Taxing Tourism in Developing Countries : Principles for Improving the Investment Climate Through Simple, Fair, and Transparent Taxation
A good investment climate for tourism, underpinned by a sound tax regime, can play a central role in a government's growth and development strategy. Yet in many countries, tax systems for the tourism sector are characterized by exemption schemes and instruments that generate little revenue and burden business. This note focuses on the three main issues facing policymakers dealing with tourism taxation in developing countries: fiscal incentives, sector-specific levies, and value-added tax (VAT). It discusses different policy options to encourage tourism investments while ensuring sustainable revenue collection. A good business environment for tourism is essential to support the industry's central role in many countries' development strategies. Investments in the sector, which has significant growth potential among developing countries, can have important positive spillovers on poverty reduction.

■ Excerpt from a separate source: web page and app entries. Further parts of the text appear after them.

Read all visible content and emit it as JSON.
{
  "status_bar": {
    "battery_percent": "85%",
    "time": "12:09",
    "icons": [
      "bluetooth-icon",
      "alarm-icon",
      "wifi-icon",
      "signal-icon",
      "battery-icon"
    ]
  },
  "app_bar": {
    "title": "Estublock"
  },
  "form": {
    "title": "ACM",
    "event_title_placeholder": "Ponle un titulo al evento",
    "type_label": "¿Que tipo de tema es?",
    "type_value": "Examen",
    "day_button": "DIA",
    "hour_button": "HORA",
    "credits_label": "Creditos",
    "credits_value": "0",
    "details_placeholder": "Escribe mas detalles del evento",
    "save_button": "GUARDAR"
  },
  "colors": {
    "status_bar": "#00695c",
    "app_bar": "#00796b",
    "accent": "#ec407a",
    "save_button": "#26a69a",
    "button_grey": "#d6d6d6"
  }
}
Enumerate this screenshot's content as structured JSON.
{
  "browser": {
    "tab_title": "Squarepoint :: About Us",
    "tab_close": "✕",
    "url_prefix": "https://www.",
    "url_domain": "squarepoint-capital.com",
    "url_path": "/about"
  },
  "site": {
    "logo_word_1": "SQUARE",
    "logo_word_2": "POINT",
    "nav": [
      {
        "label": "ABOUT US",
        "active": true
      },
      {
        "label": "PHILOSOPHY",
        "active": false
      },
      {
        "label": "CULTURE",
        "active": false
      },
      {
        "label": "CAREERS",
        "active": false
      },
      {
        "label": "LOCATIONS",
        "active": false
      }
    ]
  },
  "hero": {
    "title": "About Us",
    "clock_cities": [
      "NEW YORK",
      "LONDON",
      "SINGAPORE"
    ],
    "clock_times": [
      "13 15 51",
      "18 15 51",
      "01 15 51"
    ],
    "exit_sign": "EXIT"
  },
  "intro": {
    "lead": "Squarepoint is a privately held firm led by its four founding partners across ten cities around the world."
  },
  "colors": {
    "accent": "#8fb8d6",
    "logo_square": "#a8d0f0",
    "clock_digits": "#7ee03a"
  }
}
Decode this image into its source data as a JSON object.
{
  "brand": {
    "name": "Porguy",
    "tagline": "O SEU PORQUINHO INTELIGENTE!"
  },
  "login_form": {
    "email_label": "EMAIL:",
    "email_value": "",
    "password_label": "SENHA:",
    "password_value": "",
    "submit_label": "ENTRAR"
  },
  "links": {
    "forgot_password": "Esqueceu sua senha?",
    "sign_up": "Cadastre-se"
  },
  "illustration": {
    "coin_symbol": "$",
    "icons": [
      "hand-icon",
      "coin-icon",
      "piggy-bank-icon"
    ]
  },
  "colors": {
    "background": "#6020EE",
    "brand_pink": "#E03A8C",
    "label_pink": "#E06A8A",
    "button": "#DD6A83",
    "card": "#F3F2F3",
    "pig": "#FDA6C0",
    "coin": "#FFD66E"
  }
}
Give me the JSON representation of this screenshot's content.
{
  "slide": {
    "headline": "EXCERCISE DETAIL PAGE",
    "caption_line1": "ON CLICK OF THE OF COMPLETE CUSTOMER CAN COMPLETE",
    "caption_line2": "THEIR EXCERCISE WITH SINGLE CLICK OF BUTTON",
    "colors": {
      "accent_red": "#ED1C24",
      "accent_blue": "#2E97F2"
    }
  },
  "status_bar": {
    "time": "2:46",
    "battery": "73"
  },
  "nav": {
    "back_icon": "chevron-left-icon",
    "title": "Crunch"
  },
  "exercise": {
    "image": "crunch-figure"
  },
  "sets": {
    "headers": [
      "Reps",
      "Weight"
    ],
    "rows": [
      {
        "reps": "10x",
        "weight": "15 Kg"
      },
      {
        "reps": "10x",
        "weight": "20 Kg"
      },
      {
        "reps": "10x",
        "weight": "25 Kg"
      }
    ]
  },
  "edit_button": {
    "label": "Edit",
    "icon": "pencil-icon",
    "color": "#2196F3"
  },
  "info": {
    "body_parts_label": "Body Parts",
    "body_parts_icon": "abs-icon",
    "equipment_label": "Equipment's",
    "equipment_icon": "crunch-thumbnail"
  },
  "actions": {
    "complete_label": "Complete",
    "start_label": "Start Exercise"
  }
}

Tourism is a complex industry of numerous subsectors. It is challenging to define exactly what constitutes a tourism product and how to tax it; tourism is not a single commodity, but rather a collection of many different goods and services provided by a wide range of suppliers. The tourism value chain encompasses a variety of different actors, including hotels, air carriers and transport companies, tour operators, travel agents, rental agencies, and countless suppliers from other sectors.